→ **What to do**:
Reproduce all the data exactly, without pictures.

Start of Data records

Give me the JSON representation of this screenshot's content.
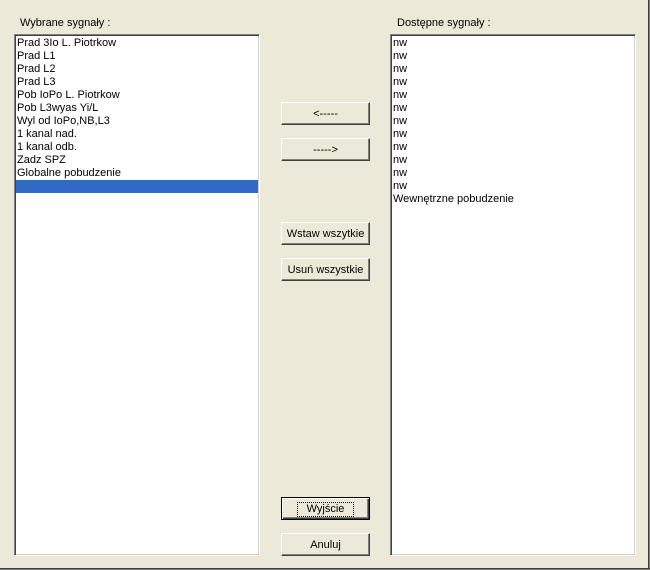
{
  "left_panel": {
    "label": "Wybrane sygnały :",
    "items": [
      "Prad 3Io L. Piotrkow",
      "Prad L1",
      "Prad L2",
      "Prad L3",
      "Pob IoPo L. Piotrkow",
      "Pob L3wyas Yi/L",
      "Wyl od IoPo,NB,L3",
      "1 kanal nad.",
      "1 kanal odb.",
      "Zadz SPZ",
      "Globalne pobudzenie",
      ""
    ],
    "selected_index": 11
  },
  "right_panel": {
    "label": "Dostępne sygnały :",
    "items": [
      "nw",
      "nw",
      "nw",
      "nw",
      "nw",
      "nw",
      "nw",
      "nw",
      "nw",
      "nw",
      "nw",
      "nw",
      "Wewnętrzne pobudzenie"
    ]
  },
  "buttons": {
    "move_left": "<-----",
    "move_right": "----->",
    "insert_all": "Wstaw wszytkie",
    "remove_all": "Usuń wszystkie",
    "exit": "Wyjście",
    "cancel": "Anuluj"
  },
  "colors": {
    "background": "#ece9d8",
    "selection": "#316ac5"
  }
}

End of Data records

→ **Your solution**:
Give me the JSON representation of this screenshot's content.
{
  "left_panel": {
    "label": "Wybrane sygnały :",
    "items": [
      "Prad 3Io L. Piotrkow",
      "Prad L1",
      "Prad L2",
      "Prad L3",
      "Pob IoPo L. Piotrkow",
      "Pob L3wyas Yi/L",
      "Wyl od IoPo,NB,L3",
      "1 kanal nad.",
      "1 kanal odb.",
      "Zadz SPZ",
      "Globalne pobudzenie",
      ""
    ],
    "selected_index": 11
  },
  "right_panel": {
    "label": "Dostępne sygnały :",
    "items": [
      "nw",
      "nw",
      "nw",
      "nw",
      "nw",
      "nw",
      "nw",
      "nw",
      "nw",
      "nw",
      "nw",
      "nw",
      "Wewnętrzne pobudzenie"
    ]
  },
  "buttons": {
    "move_left": "<-----",
    "move_right": "----->",
    "insert_all": "Wstaw wszytkie",
    "remove_all": "Usuń wszystkie",
    "exit": "Wyjście",
    "cancel": "Anuluj"
  },
  "colors": {
    "background": "#ece9d8",
    "selection": "#316ac5"
  }
}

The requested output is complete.